Now you can meet Dan Alon in person and hear him describe what happened almost 40 years ago and what happened afterwards. He will be speaking at AACI on Tuesday July 17, at a benefit evening for AACI’s AACI Memorial Ceremony and Forest which commemorates over 300 fallen in the IDF or as victims of terror, including David Berger, an American-Israeli Olympic weightlifting athlete killed in Munich.

So often, in the wake of tragedy in Israel, we concentrate on the lost, rather than on the survivors. Yet Dan Alon and others like him have a vital message to convey – that Israel is here to stay and even terrorists cannot extinguish this country’s proud spirit.

IN REMEMBRANCE: Sign a petition for one minute of silence at the 2012 London Olympics in memory of the murdered 11 Israeli team members.



Date: July 17, 2012  Reception: 18:30   Program: 19:00

Admission to this Fundraising Event: 100 NIS / AACI members 75 NIS

Where:  AACI Jerusalem – Dr. Max and Gianna Glassman Family Center, Pierre Koenig 37, corner of Poalei Tzedek 2, Talpiot    MAP

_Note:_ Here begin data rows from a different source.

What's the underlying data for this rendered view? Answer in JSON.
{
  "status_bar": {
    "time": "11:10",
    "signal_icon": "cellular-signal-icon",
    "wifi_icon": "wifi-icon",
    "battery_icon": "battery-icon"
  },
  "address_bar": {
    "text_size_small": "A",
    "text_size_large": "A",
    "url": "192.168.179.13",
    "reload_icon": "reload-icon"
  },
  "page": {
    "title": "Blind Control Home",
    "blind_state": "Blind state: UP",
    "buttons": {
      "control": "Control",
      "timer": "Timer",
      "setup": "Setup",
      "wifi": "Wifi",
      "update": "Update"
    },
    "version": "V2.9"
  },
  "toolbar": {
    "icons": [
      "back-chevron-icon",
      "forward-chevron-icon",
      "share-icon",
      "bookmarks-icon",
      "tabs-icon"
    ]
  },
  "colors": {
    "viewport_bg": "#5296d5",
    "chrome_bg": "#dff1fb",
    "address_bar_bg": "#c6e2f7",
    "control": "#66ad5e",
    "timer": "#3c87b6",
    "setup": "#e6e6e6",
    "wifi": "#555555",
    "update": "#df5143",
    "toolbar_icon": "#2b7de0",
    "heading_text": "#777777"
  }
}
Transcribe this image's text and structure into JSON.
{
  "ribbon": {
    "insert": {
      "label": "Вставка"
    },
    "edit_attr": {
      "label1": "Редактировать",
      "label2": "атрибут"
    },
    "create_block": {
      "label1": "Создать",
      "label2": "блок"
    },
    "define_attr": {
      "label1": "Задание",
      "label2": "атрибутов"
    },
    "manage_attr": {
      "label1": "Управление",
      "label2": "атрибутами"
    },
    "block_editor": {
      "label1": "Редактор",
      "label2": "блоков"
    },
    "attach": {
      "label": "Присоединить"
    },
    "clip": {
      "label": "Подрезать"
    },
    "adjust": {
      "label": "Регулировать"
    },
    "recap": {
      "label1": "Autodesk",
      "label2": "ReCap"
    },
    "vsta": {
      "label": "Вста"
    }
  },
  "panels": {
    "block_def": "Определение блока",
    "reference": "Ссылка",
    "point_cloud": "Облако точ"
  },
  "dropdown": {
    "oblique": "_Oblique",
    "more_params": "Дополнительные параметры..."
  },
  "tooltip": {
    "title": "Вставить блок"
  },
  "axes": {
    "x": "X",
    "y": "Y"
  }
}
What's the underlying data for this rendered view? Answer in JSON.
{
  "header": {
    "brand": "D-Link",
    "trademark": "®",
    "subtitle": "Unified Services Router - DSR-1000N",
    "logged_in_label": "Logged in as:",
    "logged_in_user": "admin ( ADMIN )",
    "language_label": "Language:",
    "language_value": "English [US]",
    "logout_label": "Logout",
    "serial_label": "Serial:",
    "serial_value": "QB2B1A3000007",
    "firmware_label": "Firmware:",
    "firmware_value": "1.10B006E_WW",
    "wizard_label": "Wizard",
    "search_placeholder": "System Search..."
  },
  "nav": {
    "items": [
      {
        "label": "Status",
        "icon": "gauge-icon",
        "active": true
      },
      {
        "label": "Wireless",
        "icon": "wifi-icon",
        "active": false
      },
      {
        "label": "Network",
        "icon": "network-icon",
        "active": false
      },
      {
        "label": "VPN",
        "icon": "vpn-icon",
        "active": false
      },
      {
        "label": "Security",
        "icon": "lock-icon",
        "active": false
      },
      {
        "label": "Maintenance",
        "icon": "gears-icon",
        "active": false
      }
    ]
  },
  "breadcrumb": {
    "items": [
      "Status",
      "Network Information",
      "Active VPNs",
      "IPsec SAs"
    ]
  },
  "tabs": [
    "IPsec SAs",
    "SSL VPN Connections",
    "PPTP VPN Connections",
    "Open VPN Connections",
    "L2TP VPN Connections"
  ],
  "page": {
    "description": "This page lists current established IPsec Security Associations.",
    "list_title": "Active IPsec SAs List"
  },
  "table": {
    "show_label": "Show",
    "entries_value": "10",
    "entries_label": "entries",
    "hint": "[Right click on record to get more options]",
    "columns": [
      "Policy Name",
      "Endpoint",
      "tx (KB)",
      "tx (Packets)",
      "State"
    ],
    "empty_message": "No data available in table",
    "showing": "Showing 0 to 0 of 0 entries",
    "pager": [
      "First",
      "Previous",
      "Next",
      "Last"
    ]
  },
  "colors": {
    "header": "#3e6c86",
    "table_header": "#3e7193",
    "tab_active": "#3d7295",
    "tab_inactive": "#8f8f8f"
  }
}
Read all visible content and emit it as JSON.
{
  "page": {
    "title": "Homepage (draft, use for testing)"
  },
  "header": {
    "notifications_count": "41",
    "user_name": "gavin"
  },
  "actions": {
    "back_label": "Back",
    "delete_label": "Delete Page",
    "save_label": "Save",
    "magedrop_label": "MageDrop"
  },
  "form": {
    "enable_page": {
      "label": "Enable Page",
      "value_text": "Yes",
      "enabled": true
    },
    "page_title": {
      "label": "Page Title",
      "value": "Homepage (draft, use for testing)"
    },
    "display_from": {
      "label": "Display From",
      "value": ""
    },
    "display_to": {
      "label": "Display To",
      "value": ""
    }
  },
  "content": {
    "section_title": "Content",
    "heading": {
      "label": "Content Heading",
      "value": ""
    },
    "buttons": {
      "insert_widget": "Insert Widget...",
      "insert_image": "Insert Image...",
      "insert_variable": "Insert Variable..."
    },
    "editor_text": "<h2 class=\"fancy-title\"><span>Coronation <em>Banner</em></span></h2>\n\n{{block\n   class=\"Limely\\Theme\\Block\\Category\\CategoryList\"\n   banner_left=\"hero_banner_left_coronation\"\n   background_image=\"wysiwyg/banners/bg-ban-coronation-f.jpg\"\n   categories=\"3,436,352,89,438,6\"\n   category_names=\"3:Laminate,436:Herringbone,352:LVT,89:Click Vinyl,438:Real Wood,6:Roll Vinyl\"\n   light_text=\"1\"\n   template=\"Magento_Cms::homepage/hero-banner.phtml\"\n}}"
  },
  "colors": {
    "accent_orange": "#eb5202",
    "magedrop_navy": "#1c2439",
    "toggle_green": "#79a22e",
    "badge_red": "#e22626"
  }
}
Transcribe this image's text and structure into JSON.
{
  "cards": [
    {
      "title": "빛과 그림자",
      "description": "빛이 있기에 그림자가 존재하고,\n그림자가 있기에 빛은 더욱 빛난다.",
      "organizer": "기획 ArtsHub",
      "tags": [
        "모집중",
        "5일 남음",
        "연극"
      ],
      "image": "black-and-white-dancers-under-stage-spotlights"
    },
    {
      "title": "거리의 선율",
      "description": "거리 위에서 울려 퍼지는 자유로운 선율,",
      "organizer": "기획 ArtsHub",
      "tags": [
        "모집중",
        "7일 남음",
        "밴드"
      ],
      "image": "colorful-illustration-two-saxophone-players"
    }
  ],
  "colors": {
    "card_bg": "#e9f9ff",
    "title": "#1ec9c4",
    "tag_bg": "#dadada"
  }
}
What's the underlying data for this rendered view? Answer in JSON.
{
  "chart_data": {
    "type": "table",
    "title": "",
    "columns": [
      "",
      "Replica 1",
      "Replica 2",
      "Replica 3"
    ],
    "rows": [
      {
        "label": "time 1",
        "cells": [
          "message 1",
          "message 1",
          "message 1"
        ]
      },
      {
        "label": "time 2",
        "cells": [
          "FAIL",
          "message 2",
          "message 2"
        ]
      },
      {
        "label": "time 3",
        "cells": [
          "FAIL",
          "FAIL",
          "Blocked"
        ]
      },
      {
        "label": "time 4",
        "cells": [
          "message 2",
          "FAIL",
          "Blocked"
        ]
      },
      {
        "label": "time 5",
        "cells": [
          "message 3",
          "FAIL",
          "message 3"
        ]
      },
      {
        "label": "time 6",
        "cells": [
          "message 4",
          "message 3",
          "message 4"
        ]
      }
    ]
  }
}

Buses # 21 & 49 stop on Pierre Koenig across from AACI; 71, 72, 74 & 75 stop  at Tzomet Habankim, a 10-minute walk away.
For information click here and to register for the event click here , or call (02)566-1181.